— WHAT IS REQUIRED —
Reproduce the full listing that follows, matching it exactly.

___ TASK INPUTS ___

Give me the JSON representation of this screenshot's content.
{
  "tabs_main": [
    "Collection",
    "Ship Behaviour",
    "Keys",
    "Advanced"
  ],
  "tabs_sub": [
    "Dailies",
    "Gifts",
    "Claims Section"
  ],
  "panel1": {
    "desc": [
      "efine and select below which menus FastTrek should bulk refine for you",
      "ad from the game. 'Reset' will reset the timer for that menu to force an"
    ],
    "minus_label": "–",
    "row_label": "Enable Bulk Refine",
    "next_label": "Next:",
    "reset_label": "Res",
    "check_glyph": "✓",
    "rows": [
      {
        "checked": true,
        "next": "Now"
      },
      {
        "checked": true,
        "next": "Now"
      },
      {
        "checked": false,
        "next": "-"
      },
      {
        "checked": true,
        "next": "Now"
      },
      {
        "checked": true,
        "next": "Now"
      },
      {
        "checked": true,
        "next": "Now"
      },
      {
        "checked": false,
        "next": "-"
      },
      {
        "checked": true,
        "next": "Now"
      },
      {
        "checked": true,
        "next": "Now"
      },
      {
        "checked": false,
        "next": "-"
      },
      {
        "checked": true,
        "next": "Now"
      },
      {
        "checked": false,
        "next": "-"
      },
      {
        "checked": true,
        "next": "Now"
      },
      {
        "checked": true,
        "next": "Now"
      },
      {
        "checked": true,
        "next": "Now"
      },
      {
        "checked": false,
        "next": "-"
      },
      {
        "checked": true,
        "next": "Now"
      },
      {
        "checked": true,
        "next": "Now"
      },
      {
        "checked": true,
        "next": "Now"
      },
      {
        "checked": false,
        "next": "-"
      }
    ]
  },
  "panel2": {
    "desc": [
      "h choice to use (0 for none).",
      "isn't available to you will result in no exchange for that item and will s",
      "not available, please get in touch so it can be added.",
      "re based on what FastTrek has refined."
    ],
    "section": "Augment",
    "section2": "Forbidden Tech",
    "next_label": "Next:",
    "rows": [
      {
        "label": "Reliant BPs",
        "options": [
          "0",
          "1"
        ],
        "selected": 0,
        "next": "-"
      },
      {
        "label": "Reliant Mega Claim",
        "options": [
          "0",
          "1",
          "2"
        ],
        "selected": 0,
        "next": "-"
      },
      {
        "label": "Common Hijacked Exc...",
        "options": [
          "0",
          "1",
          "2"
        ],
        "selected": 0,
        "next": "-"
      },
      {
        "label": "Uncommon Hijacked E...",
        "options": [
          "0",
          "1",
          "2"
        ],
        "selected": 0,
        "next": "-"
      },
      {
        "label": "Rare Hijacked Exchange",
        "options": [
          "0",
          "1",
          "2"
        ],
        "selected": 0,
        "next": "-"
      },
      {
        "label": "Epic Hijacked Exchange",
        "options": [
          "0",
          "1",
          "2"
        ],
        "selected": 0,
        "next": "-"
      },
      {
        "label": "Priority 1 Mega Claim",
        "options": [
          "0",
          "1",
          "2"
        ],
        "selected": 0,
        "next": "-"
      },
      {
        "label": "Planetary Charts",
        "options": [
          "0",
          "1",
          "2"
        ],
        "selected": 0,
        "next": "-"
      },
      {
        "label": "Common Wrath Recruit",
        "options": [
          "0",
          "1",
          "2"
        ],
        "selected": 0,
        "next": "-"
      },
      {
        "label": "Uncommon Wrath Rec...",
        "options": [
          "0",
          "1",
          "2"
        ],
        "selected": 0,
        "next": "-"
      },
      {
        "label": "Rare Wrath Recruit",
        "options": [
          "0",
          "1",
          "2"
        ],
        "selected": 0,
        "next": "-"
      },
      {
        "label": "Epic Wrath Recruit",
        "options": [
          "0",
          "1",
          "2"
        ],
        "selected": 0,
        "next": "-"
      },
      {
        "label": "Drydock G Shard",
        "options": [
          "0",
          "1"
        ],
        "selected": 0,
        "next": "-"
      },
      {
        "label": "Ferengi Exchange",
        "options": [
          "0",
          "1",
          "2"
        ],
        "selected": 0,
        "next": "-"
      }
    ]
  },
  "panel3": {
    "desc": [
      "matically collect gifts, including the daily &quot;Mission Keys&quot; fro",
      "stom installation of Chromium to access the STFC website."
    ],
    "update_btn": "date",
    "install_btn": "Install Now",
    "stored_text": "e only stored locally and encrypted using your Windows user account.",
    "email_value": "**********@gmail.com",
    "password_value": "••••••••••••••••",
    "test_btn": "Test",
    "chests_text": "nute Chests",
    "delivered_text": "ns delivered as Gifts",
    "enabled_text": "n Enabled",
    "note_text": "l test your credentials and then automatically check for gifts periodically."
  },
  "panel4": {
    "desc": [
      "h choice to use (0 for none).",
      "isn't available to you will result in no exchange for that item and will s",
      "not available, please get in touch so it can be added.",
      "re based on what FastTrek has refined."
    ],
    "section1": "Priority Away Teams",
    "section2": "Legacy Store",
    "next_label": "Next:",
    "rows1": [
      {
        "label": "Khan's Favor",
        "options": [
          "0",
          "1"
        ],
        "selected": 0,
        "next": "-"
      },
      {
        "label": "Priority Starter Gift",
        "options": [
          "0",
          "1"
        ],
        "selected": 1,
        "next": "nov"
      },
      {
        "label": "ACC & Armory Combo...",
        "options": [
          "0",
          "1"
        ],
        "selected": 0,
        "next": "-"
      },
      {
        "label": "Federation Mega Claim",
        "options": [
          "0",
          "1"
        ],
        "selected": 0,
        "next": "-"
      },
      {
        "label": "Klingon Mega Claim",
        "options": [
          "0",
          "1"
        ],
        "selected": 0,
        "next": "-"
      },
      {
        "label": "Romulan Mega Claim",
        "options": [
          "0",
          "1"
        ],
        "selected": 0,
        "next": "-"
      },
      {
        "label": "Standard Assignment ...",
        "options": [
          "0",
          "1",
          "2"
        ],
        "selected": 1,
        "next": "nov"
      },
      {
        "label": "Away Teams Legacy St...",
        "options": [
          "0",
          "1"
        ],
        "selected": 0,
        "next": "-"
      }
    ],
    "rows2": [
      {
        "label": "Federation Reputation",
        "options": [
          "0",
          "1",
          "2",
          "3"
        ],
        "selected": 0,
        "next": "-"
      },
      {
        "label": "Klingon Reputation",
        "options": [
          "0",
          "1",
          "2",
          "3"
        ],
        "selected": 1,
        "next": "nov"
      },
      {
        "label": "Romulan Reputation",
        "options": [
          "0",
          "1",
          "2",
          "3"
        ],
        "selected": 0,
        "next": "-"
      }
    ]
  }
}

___

— TASK RESULT —
Give me the JSON representation of this screenshot's content.
{
  "tabs_main": [
    "Collection",
    "Ship Behaviour",
    "Keys",
    "Advanced"
  ],
  "tabs_sub": [
    "Dailies",
    "Gifts",
    "Claims Section"
  ],
  "panel1": {
    "desc": [
      "efine and select below which menus FastTrek should bulk refine for you",
      "ad from the game. 'Reset' will reset the timer for that menu to force an"
    ],
    "minus_label": "–",
    "row_label": "Enable Bulk Refine",
    "next_label": "Next:",
    "reset_label": "Res",
    "check_glyph": "✓",
    "rows": [
      {
        "checked": true,
        "next": "Now"
      },
      {
        "checked": true,
        "next": "Now"
      },
      {
        "checked": false,
        "next": "-"
      },
      {
        "checked": true,
        "next": "Now"
      },
      {
        "checked": true,
        "next": "Now"
      },
      {
        "checked": true,
        "next": "Now"
      },
      {
        "checked": false,
        "next": "-"
      },
      {
        "checked": true,
        "next": "Now"
      },
      {
        "checked": true,
        "next": "Now"
      },
      {
        "checked": false,
        "next": "-"
      },
      {
        "checked": true,
        "next": "Now"
      },
      {
        "checked": false,
        "next": "-"
      },
      {
        "checked": true,
        "next": "Now"
      },
      {
        "checked": true,
        "next": "Now"
      },
      {
        "checked": true,
        "next": "Now"
      },
      {
        "checked": false,
        "next": "-"
      },
      {
        "checked": true,
        "next": "Now"
      },
      {
        "checked": true,
        "next": "Now"
      },
      {
        "checked": true,
        "next": "Now"
      },
      {
        "checked": false,
        "next": "-"
      }
    ]
  },
  "panel2": {
    "desc": [
      "h choice to use (0 for none).",
      "isn't available to you will result in no exchange for that item and will s",
      "not available, please get in touch so it can be added.",
      "re based on what FastTrek has refined."
    ],
    "section": "Augment",
    "section2": "Forbidden Tech",
    "next_label": "Next:",
    "rows": [
      {
        "label": "Reliant BPs",
        "options": [
          "0",
          "1"
        ],
        "selected": 0,
        "next": "-"
      },
      {
        "label": "Reliant Mega Claim",
        "options": [
          "0",
          "1",
          "2"
        ],
        "selected": 0,
        "next": "-"
      },
      {
        "label": "Common Hijacked Exc...",
        "options": [
          "0",
          "1",
          "2"
        ],
        "selected": 0,
        "next": "-"
      },
      {
        "label": "Uncommon Hijacked E...",
        "options": [
          "0",
          "1",
          "2"
        ],
        "selected": 0,
        "next": "-"
      },
      {
        "label": "Rare Hijacked Exchange",
        "options": [
          "0",
          "1",
          "2"
        ],
        "selected": 0,
        "next": "-"
      },
      {
        "label": "Epic Hijacked Exchange",
        "options": [
          "0",
          "1",
          "2"
        ],
        "selected": 0,
        "next": "-"
      },
      {
        "label": "Priority 1 Mega Claim",
        "options": [
          "0",
          "1",
          "2"
        ],
        "selected": 0,
        "next": "-"
      },
      {
        "label": "Planetary Charts",
        "options": [
          "0",
          "1",
          "2"
        ],
        "selected": 0,
        "next": "-"
      },
      {
        "label": "Common Wrath Recruit",
        "options": [
          "0",
          "1",
          "2"
        ],
        "selected": 0,
        "next": "-"
      },
      {
        "label": "Uncommon Wrath Rec...",
        "options": [
          "0",
          "1",
          "2"
        ],
        "selected": 0,
        "next": "-"
      },
      {
        "label": "Rare Wrath Recruit",
        "options": [
          "0",
          "1",
          "2"
        ],
        "selected": 0,
        "next": "-"
      },
      {
        "label": "Epic Wrath Recruit",
        "options": [
          "0",
          "1",
          "2"
        ],
        "selected": 0,
        "next": "-"
      },
      {
        "label": "Drydock G Shard",
        "options": [
          "0",
          "1"
        ],
        "selected": 0,
        "next": "-"
      },
      {
        "label": "Ferengi Exchange",
        "options": [
          "0",
          "1",
          "2"
        ],
        "selected": 0,
        "next": "-"
      }
    ]
  },
  "panel3": {
    "desc": [
      "matically collect gifts, including the daily &quot;Mission Keys&quot; fro",
      "stom installation of Chromium to access the STFC website."
    ],
    "update_btn": "date",
    "install_btn": "Install Now",
    "stored_text": "e only stored locally and encrypted using your Windows user account.",
    "email_value": "**********@gmail.com",
    "password_value": "••••••••••••••••",
    "test_btn": "Test",
    "chests_text": "nute Chests",
    "delivered_text": "ns delivered as Gifts",
    "enabled_text": "n Enabled",
    "note_text": "l test your credentials and then automatically check for gifts periodically."
  },
  "panel4": {
    "desc": [
      "h choice to use (0 for none).",
      "isn't available to you will result in no exchange for that item and will s",
      "not available, please get in touch so it can be added.",
      "re based on what FastTrek has refined."
    ],
    "section1": "Priority Away Teams",
    "section2": "Legacy Store",
    "next_label": "Next:",
    "rows1": [
      {
        "label": "Khan's Favor",
        "options": [
          "0",
          "1"
        ],
        "selected": 0,
        "next": "-"
      },
      {
        "label": "Priority Starter Gift",
        "options": [
          "0",
          "1"
        ],
        "selected": 1,
        "next": "nov"
      },
      {
        "label": "ACC & Armory Combo...",
        "options": [
          "0",
          "1"
        ],
        "selected": 0,
        "next": "-"
      },
      {
        "label": "Federation Mega Claim",
        "options": [
          "0",
          "1"
        ],
        "selected": 0,
        "next": "-"
      },
      {
        "label": "Klingon Mega Claim",
        "options": [
          "0",
          "1"
        ],
        "selected": 0,
        "next": "-"
      },
      {
        "label": "Romulan Mega Claim",
        "options": [
          "0",
          "1"
        ],
        "selected": 0,
        "next": "-"
      },
      {
        "label": "Standard Assignment ...",
        "options": [
          "0",
          "1",
          "2"
        ],
        "selected": 1,
        "next": "nov"
      },
      {
        "label": "Away Teams Legacy St...",
        "options": [
          "0",
          "1"
        ],
        "selected": 0,
        "next": "-"
      }
    ],
    "rows2": [
      {
        "label": "Federation Reputation",
        "options": [
          "0",
          "1",
          "2",
          "3"
        ],
        "selected": 0,
        "next": "-"
      },
      {
        "label": "Klingon Reputation",
        "options": [
          "0",
          "1",
          "2",
          "3"
        ],
        "selected": 1,
        "next": "nov"
      },
      {
        "label": "Romulan Reputation",
        "options": [
          "0",
          "1",
          "2",
          "3"
        ],
        "selected": 0,
        "next": "-"
      }
    ]
  }
}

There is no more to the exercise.